[Exercise instructions]: Type out all the records word for word. Any pictures are to be left out.

Page and application data records
====

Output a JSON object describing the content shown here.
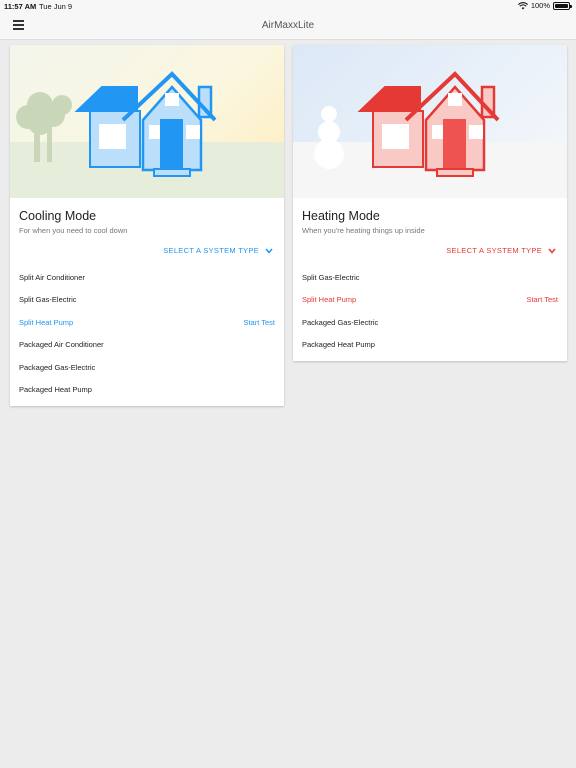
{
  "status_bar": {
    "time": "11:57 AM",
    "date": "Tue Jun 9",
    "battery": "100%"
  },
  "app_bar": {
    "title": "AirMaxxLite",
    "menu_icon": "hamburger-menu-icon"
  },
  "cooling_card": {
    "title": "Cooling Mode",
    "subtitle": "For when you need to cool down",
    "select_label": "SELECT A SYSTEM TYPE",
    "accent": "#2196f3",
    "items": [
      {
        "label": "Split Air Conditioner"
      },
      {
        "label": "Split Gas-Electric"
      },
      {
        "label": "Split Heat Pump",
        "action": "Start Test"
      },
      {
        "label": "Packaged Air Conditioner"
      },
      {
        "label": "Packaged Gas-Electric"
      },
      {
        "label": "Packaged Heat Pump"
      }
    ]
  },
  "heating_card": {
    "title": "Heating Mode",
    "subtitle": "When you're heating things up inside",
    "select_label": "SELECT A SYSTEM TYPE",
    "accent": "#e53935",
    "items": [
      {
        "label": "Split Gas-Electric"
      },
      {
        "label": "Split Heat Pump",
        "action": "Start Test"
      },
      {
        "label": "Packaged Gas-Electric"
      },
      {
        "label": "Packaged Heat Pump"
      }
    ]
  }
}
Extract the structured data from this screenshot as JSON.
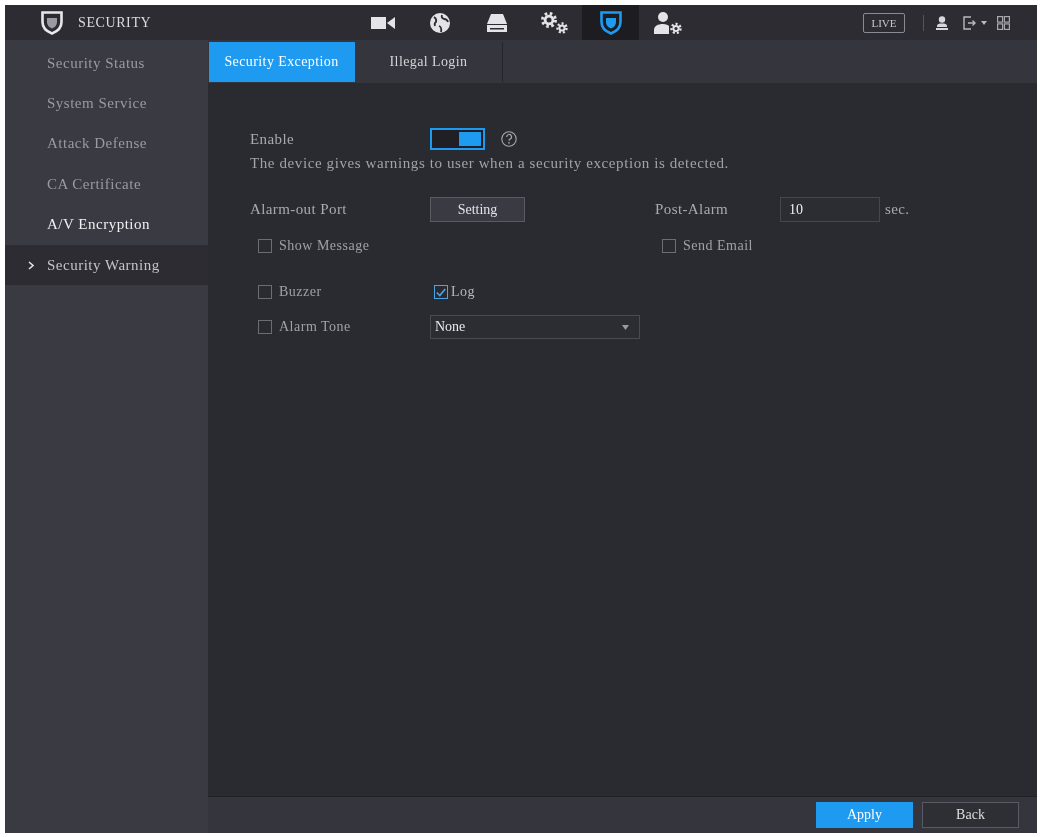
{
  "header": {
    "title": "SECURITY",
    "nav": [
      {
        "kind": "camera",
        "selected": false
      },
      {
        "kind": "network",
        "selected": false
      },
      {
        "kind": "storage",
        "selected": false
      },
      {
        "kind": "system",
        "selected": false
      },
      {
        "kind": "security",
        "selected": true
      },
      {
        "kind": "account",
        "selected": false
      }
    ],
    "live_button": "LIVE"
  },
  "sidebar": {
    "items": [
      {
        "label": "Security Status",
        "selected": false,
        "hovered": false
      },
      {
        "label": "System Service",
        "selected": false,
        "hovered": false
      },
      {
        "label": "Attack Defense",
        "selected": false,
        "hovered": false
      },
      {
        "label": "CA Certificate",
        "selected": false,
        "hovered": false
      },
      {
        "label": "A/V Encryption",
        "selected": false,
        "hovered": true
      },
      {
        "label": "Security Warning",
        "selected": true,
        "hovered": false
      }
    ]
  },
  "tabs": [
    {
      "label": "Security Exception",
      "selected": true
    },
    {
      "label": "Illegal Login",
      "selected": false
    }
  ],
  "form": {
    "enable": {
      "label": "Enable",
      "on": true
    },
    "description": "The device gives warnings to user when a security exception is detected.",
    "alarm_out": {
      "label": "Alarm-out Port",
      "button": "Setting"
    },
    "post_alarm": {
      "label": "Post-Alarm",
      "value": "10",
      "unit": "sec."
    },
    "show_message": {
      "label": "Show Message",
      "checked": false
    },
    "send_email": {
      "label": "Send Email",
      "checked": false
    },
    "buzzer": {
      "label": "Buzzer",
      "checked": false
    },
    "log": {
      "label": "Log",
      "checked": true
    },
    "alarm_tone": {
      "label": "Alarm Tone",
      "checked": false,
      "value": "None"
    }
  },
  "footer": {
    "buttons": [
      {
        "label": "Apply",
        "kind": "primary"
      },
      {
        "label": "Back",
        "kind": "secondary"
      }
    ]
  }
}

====

[Your response]:
Output a JSON object describing the content shown here.
{
  "status_bar": {
    "time": "11:57 AM",
    "date": "Tue Jun 9",
    "battery": "100%"
  },
  "app_bar": {
    "title": "AirMaxxLite",
    "menu_icon": "hamburger-menu-icon"
  },
  "cooling_card": {
    "title": "Cooling Mode",
    "subtitle": "For when you need to cool down",
    "select_label": "SELECT A SYSTEM TYPE",
    "accent": "#2196f3",
    "items": [
      {
        "label": "Split Air Conditioner"
      },
      {
        "label": "Split Gas-Electric"
      },
      {
        "label": "Split Heat Pump",
        "action": "Start Test"
      },
      {
        "label": "Packaged Air Conditioner"
      },
      {
        "label": "Packaged Gas-Electric"
      },
      {
        "label": "Packaged Heat Pump"
      }
    ]
  },
  "heating_card": {
    "title": "Heating Mode",
    "subtitle": "When you're heating things up inside",
    "select_label": "SELECT A SYSTEM TYPE",
    "accent": "#e53935",
    "items": [
      {
        "label": "Split Gas-Electric"
      },
      {
        "label": "Split Heat Pump",
        "action": "Start Test"
      },
      {
        "label": "Packaged Gas-Electric"
      },
      {
        "label": "Packaged Heat Pump"
      }
    ]
  }
}
Extract the structured data from this screenshot as JSON.
{
  "header": {
    "title": "SECURITY",
    "nav": [
      {
        "kind": "camera",
        "selected": false
      },
      {
        "kind": "network",
        "selected": false
      },
      {
        "kind": "storage",
        "selected": false
      },
      {
        "kind": "system",
        "selected": false
      },
      {
        "kind": "security",
        "selected": true
      },
      {
        "kind": "account",
        "selected": false
      }
    ],
    "live_button": "LIVE"
  },
  "sidebar": {
    "items": [
      {
        "label": "Security Status",
        "selected": false,
        "hovered": false
      },
      {
        "label": "System Service",
        "selected": false,
        "hovered": false
      },
      {
        "label": "Attack Defense",
        "selected": false,
        "hovered": false
      },
      {
        "label": "CA Certificate",
        "selected": false,
        "hovered": false
      },
      {
        "label": "A/V Encryption",
        "selected": false,
        "hovered": true
      },
      {
        "label": "Security Warning",
        "selected": true,
        "hovered": false
      }
    ]
  },
  "tabs": [
    {
      "label": "Security Exception",
      "selected": true
    },
    {
      "label": "Illegal Login",
      "selected": false
    }
  ],
  "form": {
    "enable": {
      "label": "Enable",
      "on": true
    },
    "description": "The device gives warnings to user when a security exception is detected.",
    "alarm_out": {
      "label": "Alarm-out Port",
      "button": "Setting"
    },
    "post_alarm": {
      "label": "Post-Alarm",
      "value": "10",
      "unit": "sec."
    },
    "show_message": {
      "label": "Show Message",
      "checked": false
    },
    "send_email": {
      "label": "Send Email",
      "checked": false
    },
    "buzzer": {
      "label": "Buzzer",
      "checked": false
    },
    "log": {
      "label": "Log",
      "checked": true
    },
    "alarm_tone": {
      "label": "Alarm Tone",
      "checked": false,
      "value": "None"
    }
  },
  "footer": {
    "buttons": [
      {
        "label": "Apply",
        "kind": "primary"
      },
      {
        "label": "Back",
        "kind": "secondary"
      }
    ]
  }
}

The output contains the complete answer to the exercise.